Triptych (Eyes of One on Another), coming to the Howard Gilman Opera House June 6—8, is a paean to photographer Robert Mapplethorpe, whose work was key in the culture wars of the 1980—90s. The Contemporary Art Center in Cincinnati, and its Director Dennis Barrie, were acquitted of obscenity charges stemming from an exhibition of Mapplethorpe photographs. Bryce Dessner, who composed the score for Triptych, grew up in Cincinnati and recalls, “I was told by the authorities that I was not allowed to look at Mapplethorpe’s photographs—that these tremendous works of art were not art at all, but pornography … Barrie was jailed and art was put on trial in municipal court. It was a huge moment for me.”

In Context: in the shelter of the fold / epilogue

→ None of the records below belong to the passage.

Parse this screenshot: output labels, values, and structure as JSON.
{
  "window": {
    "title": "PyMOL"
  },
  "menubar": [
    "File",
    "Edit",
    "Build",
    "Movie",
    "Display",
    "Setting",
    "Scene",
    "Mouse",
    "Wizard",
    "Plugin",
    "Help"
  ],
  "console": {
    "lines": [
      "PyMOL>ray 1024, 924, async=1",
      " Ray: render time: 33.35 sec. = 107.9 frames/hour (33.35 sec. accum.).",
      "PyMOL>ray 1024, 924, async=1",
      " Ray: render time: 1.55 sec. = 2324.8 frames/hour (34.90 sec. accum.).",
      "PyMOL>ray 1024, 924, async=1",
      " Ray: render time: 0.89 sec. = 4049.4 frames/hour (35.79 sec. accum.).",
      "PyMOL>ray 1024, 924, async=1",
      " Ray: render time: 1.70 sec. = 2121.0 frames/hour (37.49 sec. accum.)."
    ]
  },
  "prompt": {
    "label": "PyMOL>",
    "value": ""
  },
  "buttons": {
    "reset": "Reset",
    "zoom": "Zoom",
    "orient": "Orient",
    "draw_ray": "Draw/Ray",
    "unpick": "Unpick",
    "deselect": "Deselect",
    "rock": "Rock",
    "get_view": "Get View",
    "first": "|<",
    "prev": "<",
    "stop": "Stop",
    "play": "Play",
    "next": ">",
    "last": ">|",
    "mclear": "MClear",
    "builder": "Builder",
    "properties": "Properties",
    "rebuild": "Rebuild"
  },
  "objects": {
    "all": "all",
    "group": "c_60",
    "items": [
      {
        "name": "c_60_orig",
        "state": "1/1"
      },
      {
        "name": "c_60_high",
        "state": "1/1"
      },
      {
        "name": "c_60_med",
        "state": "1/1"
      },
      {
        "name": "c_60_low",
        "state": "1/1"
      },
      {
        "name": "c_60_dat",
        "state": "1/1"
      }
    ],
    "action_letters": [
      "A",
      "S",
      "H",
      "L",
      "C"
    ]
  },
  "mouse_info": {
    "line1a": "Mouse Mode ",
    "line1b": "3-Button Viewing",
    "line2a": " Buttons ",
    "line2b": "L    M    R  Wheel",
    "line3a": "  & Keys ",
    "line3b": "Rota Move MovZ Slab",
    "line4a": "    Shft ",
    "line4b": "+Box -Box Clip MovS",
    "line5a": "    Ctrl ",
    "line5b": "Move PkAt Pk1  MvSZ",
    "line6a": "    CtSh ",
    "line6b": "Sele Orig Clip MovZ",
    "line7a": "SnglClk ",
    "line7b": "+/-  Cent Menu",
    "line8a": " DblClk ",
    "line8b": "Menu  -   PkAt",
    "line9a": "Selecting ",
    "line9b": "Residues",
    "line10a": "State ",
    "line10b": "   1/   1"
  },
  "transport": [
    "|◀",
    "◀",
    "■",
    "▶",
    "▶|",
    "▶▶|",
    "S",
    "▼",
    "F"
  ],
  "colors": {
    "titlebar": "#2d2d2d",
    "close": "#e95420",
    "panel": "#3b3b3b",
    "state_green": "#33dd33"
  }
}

Photo: Erin Baiano
In an intricately woven tapestry of sound, shape, momentum, and stillness, choreographer Doug Varone and his 13-member ensemble contemplate our private and public relationship to faith. in the shelter of the fold / epilogue comprises seven interconnected vignettes, featuring original music by Lesley Flanigan, Julia Wolfe, David Lang, Michael Gordon, Raz Mesinai, and Kevin Keller, masterfully performed by Flanigan, PUBLIQuartet, and the Bang on a Can All-Stars. Drawing upon Varone’s own personal questions about prayer as both a spiritual and secular dialogue, this episodic work digs deep to ask how and why we find shelter in the unknown.

After you've attended the show, let us know what you thought by posting in the comments below and on social media using #shelterofthefold.

Tuesday, May 28, 2019

In Context: Youssou NDOUR

Youssou NDOUR graces the stage of the BAM Howard Gilman Opera House, joined by his band the Super Étoile de Dakar. With a soaring tenor that brims with passion and nuance, the Dakar-born singer-songwriter is a global music icon and tireless cultural ambassador. An early emissary of the mbalax style—a blend of bubbling Senegalese griot percussion, Wolof lyrics, and Afro-Cuban influences—he has gone on to become one of the most revered figures on the world stage.

After you've attended the show, let us know what you thought by posting in the comments below and on social media using #YoussouNDOUR.